Work request:
The line count for "bookmarks" is all that is needed: say how many lines in the listing below contain it.

-- Data under study follows --

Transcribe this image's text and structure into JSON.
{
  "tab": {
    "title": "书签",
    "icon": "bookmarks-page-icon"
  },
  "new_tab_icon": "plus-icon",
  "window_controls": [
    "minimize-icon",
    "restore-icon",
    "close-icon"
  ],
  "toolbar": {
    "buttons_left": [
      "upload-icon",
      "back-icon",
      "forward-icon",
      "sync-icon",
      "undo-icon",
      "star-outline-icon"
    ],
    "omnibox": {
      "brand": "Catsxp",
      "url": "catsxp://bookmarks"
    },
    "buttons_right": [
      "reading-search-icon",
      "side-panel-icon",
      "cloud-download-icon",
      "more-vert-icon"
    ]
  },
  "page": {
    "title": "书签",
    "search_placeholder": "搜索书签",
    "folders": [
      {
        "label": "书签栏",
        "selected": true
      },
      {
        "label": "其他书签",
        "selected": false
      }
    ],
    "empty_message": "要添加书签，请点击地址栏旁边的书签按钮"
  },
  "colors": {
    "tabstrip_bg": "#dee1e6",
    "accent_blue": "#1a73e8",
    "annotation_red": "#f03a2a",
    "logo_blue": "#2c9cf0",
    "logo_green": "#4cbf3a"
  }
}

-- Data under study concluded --

Answer to this problem:
2